All of these models have a common thread: They are currently developed (or under development) and sold in China. Mullen claims that its business model reduces vehicle development from the industry-standard four years down to 17 months. Factoring in homologation, crash-testing, and DOT approvals, however, presents quite a task in that time window. 

The K50 is produced in China by CH-Auto. Mullen planned to homologate the K50 for the U.S., but not as a mere importer or sales organization. Through a process carefully planned around trade rules, it aimed to effectively ship cars over in larger modules for final assembly near Spokane, Washington.

Qiantu K50 by Mullen, 2019 New York auto show

Qiantu K50 by Mullen, 2019 New York auto show

That facility, signaled by an April, 2019 letter of intent—to employ 55 workers to assemble the K50 starting this year, then employ up to 860 by 2026—hasn’t yet been created. And while the company was eager to note last year that its vehicles would be U.S. assembled, a recent release boasting of the company's plans made no mention of that—or the Washington facility. 

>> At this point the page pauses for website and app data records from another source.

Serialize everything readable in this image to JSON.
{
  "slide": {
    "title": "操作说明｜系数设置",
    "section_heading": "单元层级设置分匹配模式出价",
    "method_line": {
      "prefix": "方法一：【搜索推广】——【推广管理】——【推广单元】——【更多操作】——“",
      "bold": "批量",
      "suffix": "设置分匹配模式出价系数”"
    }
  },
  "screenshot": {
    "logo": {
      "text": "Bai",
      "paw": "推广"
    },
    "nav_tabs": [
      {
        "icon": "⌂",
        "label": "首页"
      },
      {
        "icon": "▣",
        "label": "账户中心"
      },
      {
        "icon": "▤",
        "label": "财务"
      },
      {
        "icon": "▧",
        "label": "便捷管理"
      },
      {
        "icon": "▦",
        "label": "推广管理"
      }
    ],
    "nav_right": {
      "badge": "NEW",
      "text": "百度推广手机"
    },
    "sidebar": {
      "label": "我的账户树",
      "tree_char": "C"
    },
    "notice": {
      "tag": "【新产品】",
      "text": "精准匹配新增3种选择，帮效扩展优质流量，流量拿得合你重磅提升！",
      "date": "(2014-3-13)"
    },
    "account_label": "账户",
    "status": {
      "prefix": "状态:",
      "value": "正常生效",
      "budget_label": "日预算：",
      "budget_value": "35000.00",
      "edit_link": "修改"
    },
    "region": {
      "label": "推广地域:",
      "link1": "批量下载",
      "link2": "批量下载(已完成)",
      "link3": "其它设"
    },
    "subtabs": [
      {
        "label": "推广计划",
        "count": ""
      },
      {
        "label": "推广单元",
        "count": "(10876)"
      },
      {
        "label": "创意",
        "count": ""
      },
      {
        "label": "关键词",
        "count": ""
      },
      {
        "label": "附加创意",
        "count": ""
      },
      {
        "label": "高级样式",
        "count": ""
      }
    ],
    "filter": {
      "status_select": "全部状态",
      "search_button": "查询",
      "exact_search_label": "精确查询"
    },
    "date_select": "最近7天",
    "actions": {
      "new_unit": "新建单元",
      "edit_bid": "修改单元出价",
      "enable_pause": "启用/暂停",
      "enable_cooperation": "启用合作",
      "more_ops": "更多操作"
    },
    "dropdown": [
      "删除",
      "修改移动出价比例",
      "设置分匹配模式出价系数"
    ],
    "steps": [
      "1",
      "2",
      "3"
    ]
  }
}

Privately-held Mullen Technologies appears to be planning to fund this at least partly through the stock market. Mullen and publicly traded Net Element, a Florida-based payment-services company, have announced that they’ve entered a letter of intent to perform a “stock-for-stock reverse merger”—effectively creating a publicly traded Mullen. 

Mullen already has a very different origin than other electric-vehicle startups. The company has eight brick-and-mortar used-car dealerships in California and one in Arizona, and it owns the car-sales site CarHub. All of these would be outlets for selling the new EVs.

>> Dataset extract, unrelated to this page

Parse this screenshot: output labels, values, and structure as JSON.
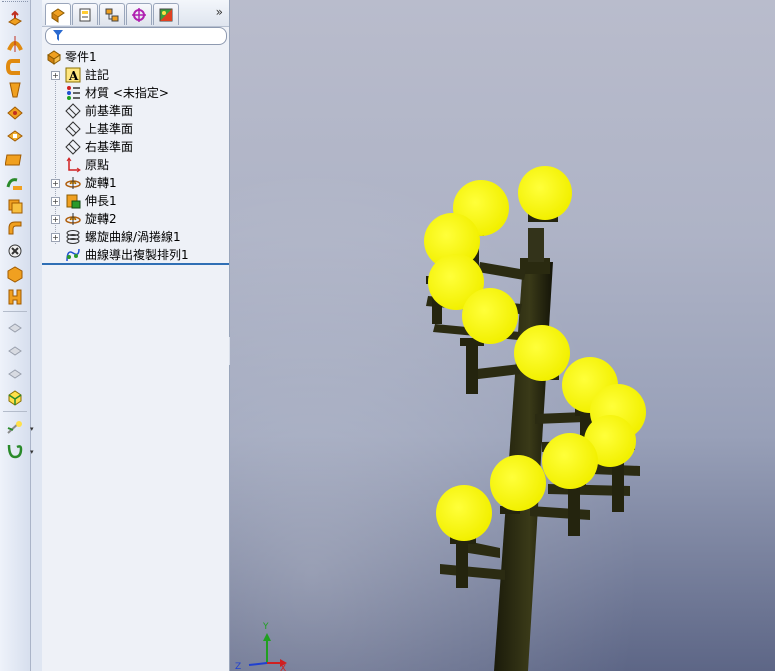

Mullen also holds the intellectual property of the former electric-car startup Coda, and it has stated that while it has no intent to revive Coda’s designs, Mullen plans to use that company’s battery management system in upcoming EVs. 

Green Car Reports has reached out repeatedly in recent days to see if pending tariff negotiations have affected the company’s manufacturing plans, who its Chinese partner company is for the MX-05 and other SUVs, and when its proposed merger will be complete. We’ll update this piece when we hear back.